SOURCE: University of Texas at Austin, news release, July 21, 2016
THURSDAY, July 21, 2016 (HealthDay News) -- Some human gut bacteria may have existed for millions of years -- since before the evolution of people, scientists report.
Their findings suggest evolution has had a greater impact on human gut bacteria than previously known, said study co-leader Howard Ochman, a professor of integrative biology at the University of Texas at Austin.
"It's surprising that our gut microbes, which we could get from many sources in the environment, have actually been co-evolving inside us for such a long time," Ochman said in a university news release.
The researchers analyzed the genes of three groups of gut bacteria. These bacteria play a role in intestinal development, train the immune system to fight dangerous germs, and may also affect mood and behavior, the study authors said.
The three groups of gut bacteria reportedly account for more than 20 percent of the gut microbiome.
The study revealed that these types of gut bacteria were present in a common ancestor of humans and African great apes that lived more than 10 million years ago. The bacteria evolved into distinct strains as humans and great apes went their separate evolutionary ways, the researchers said.
The bacteria examined were in fecal samples from wild African great apes -- chimpanzees, bonobos and gorillas -- and from Connecticut residents.
"We've known for a long time that humans and our closest relatives, the great apes, harbor these bacteria in our guts, and the biggest question we wanted to answer is, where did these bacteria come from?" said study co-leader Andrew Moeller. "Did we get them from our environment or from our evolutionary history?
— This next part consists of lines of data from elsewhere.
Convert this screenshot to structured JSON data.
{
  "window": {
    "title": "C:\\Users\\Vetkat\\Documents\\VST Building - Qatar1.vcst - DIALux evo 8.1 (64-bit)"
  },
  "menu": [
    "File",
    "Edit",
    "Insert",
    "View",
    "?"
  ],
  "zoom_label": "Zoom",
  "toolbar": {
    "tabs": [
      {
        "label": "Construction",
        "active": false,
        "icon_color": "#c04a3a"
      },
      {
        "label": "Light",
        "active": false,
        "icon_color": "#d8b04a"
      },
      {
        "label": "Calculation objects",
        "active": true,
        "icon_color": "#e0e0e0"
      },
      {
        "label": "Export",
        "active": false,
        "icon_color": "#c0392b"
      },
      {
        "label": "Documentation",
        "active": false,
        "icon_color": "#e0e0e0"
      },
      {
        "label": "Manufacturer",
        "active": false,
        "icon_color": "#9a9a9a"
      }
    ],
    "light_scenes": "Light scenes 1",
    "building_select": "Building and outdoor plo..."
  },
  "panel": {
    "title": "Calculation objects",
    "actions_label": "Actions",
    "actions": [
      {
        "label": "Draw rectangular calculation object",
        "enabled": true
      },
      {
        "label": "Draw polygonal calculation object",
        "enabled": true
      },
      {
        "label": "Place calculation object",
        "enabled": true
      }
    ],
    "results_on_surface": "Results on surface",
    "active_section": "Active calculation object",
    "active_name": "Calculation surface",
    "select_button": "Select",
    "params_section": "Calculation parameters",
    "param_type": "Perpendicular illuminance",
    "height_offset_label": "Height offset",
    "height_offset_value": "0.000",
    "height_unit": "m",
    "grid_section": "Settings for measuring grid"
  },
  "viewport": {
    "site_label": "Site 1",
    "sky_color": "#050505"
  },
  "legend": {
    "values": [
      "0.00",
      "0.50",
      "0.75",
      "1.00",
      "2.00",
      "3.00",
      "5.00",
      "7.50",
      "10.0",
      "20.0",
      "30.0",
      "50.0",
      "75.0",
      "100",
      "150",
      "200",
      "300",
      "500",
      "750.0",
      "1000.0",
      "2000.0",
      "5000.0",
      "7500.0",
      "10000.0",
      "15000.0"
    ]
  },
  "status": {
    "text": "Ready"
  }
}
And how long have they persisted in host lineages?"
Moeller, a postdoctoral researcher at the University of California, Berkeley, said what's most exciting to him is the possibility that this link could extend much further back in time.
"Maybe we can trace our gut microbes back to our common ancestors with all mammals, all reptiles, all amphibians, maybe even all vertebrates," he said. "If that's true, it's amazing."
The study results were published July 21 in the journal Science.
The U.S. National Institutes of Health has more on the human microbiome.